This 3D model is a close representation showing the main elements we fabricated from scratch to build these packs. Some of our details are wrong, mainly due to the fact that we were limited by our camera angles, and some of the proportions are a bit off here and there.
We used 1/2 inch plywood for most of the structure, covered with 1/8 inch masonite. The biggest advantages of using these materials was that they were sturdy, they were easy to cut and sand, and they were really cheap. Of course the biggest disadvantage was that the finished packs weighed a ton.
The wood parts were cut in my dad's garage workshop. We used a variety of PVC pipe for the cylindrical parts.
This exploded view shows the underlying plywood structures and the assembly of many of the elements.
Our goal was to build accurate replicas as reasonably cheaply as we could. My recollection is that we built both of our packs for around $50-$75 total, plus maybe $25 each for green surplus flight suits.
Synchronous Generator, Cyclotron and N-Filter Assemblies - We glued 1/2 inch plywood blocks to the masonite cover piece around the lower half of the assembly to form that structure, covered with 1/8 inch masonite plates. Additional plywood blocks served as support for matboard wrapped around the upper half.
Using copious amounts of wax and mold release I cast the Cyclotron inside a roasting pan lid I had that was pretty close to the size we needed. The proportions are just a little off.
Bumper and Shock Mount - The bumper is a combination of masonite, plywood and matboard glued together. The Shock Mount is 21 washers (two sizes) glued together with JB Weld and bolted to the plywood.

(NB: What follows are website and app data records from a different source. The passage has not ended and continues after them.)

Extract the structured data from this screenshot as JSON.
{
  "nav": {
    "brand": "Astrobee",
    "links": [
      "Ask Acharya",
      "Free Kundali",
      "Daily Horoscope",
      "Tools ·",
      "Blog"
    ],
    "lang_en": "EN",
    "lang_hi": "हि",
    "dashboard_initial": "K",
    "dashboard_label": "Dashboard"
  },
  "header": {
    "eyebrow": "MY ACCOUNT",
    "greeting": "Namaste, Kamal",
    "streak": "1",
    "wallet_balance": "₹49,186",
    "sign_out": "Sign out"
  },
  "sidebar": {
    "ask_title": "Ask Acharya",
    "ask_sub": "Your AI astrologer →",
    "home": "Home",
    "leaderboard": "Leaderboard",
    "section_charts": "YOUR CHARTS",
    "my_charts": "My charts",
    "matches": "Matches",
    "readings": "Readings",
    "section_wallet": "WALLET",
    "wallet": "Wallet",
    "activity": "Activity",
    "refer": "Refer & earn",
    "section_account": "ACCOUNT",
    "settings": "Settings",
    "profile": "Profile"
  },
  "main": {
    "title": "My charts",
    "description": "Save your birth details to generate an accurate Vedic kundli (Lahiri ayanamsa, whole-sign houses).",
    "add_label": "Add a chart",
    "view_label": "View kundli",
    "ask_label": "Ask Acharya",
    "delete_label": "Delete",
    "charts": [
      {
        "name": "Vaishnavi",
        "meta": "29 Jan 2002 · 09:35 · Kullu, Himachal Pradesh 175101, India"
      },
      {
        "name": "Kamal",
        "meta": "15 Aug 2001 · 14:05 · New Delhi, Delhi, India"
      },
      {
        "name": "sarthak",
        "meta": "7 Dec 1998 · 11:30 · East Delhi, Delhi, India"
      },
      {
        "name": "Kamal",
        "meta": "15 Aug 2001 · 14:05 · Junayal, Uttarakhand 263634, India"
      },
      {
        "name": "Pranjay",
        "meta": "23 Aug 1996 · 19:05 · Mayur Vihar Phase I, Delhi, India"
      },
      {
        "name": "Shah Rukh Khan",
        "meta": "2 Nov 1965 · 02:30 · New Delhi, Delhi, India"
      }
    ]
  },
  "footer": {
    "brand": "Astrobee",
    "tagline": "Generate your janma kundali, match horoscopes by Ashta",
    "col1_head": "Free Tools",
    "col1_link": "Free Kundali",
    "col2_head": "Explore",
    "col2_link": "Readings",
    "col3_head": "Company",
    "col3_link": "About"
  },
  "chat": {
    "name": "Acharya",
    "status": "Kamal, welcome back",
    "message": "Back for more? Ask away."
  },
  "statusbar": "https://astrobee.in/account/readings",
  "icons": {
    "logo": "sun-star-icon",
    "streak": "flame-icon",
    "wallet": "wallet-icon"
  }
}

Crank Generator and HGA - More plywood, masonite, PVC, sheet plastic and a shampoo cap. So, so heavy.
Booster and Ion Arm - We bent the brass tube to match our photos. I assume that got bent in transit at some point. I kind of liked that look, but recently corrected the bend.
Power Cell and Injectors - Plywood, masonite, and PVC. Rosco gel is used for studio lighting; I appropriated these blue and the other red bits from KOLD-TV, where I was working at the time.
Proton Gun - The basic structure consisted of plywood, masonite and PVC pipe with odds and ends added on for the major details.
Bryan sculpted a handgrip from plasticine clay. I made a fiberglass mold of that and then cast four fiberglass positives. This worked okay since there were no undercuts. I had no knowledge at the time of casting rubbers, and that would have been too expensive anyway.
Proton Gun - The heatsink has the wrong number of fins, but we didn't want to take the time to modify the stock Plastruct angle pieces. We couldn't tell from our photos that the top left edge of the main housing was supposed to be curved along the shape of the back handle.
For those who don't know, back when we used typewriters you might use Wite-Out correction fluid to paint over typos. You'd brush this white paint over the typo, wait for it to dry, and then type over that.
Proton Gun - Due to the configuration of the prop when we took our photos the left side of the gun remained a mystery to us. We stuck a few knobs on that side which worked well enough.
Bryan formed the gun bracket from sheet aluminum.
Pack Frame - We couldn't find (or didn't want to buy) authentic Alice Pack frames, so Bryan fabricated ours from scratch using a conduit bender and rivet gun.
We acquired surplus straps that we were able to adapt to this design.
Site and Photos ©2014 Shawn Marshall and Bryan Ambacher